The Jordan River originates from three main springs: Banyas in the Occupied Golan Heights, Dan in Israel, and Hasbani in Lebanon. The water of the Jordan River flows southward through Lake Hula towards Lake Tiberias. The lower part of the river flows downstream of Lake Tiberias and joins the Yarmouk and Zarqa rivers, which spring from Syria and Jordan respectively. The river continues to flow southwards until it spills into the Dead Sea at approximately 400 metres below sea level. The entire length of the Jordan River is 360 kilometres with a surface catchment area of about 18,300 square kilometres (Map 6).

The Jordan River is considered a shared water resource between Israel, Lebanon, Syria, Jordan, and Palestine. Its waters have never been exploited based on the International Water Law because of Israel’s dominance over the shared water resources in the region as illustrated in Table 1. Until the 1950s, the Jordan River had an annual flow of 1,320 million cubic metres (MCM) discharging into the Dead Sea. Today only 50 MCM of highly saline water of a deteriorated quality ends up as surface water in the Dead Sea, due to Israel’s unilateral diversion of the Jordan River waters to the Negev and other diversion projects.

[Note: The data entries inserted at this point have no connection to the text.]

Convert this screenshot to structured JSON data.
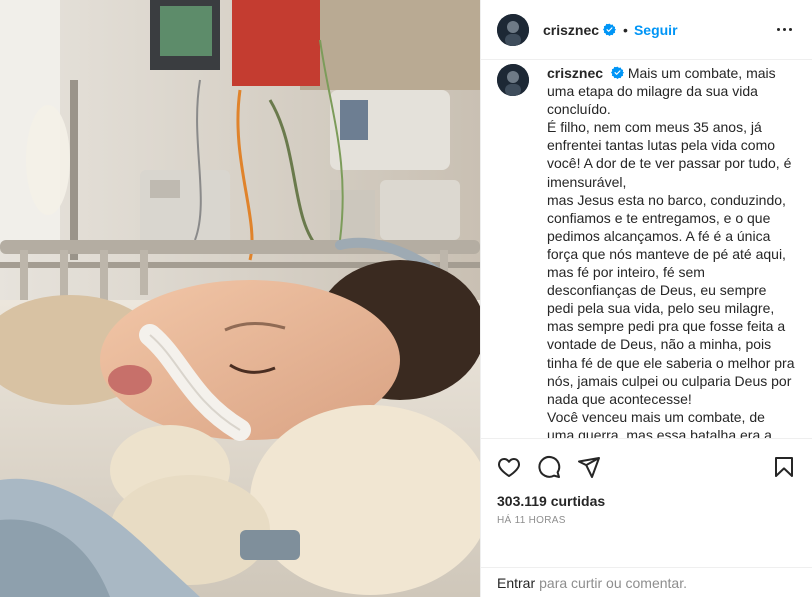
{
  "header": {
    "username": "crisznec",
    "separator": "•",
    "follow_label": "Seguir"
  },
  "caption": {
    "username": "crisznec",
    "paragraphs": [
      "Mais um combate, mais uma etapa do milagre da sua vida concluído.",
      "É filho, nem com meus 35 anos, já enfrentei tantas lutas pela vida como você! A dor de te ver passar por tudo, é imensurável,",
      "mas Jesus esta no barco, conduzindo, confiamos e te entregamos, e o que pedimos alcançamos. A fé é a única força que nós manteve de pé até aqui, mas fé por inteiro, fé sem desconfianças de Deus, eu sempre pedi pela sua vida, pelo seu milagre, mas sempre pedi pra que fosse feita a vontade de Deus, não a minha, pois tinha fé de que ele saberia o melhor pra nós, jamais culpei ou culparia Deus por nada que acontecesse!",
      "Você venceu mais um combate, de uma guerra, mas essa batalha era a mais difícil e importante e delicada,"
    ]
  },
  "actions": {
    "like_icon": "heart-icon",
    "comment_icon": "comment-icon",
    "share_icon": "share-icon",
    "save_icon": "bookmark-icon"
  },
  "likes": "303.119 curtidas",
  "time_ago": "HÁ 11 HORAS",
  "comment_bar": {
    "login_label": "Entrar",
    "prompt": "para curtir ou comentar."
  },
  "colors": {
    "accent": "#0095f6",
    "text": "#262626",
    "muted": "#8e8e8e",
    "divider": "#efefef"
  }
}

There is much concern that the level of the Dead Sea is dropping, due to the constant decrease of input from the Jordan River and increased use of other sources, such as natural springs, that supply water to the Dead Sea. The surface area of the Dead Sea has shrunk by about 30 percent in the past twenty years – a drop in water levels that translates to a rate of approximately 1 metre per year (Dead Sea Project, 2004).

The Jordan River / Photo Shutterstock
The Jordan River / Photo Shutterstock
Map 6: The Jordan River Basin / Source: ARIJ
Map 6: The Jordan River Basin / Source: ARIJ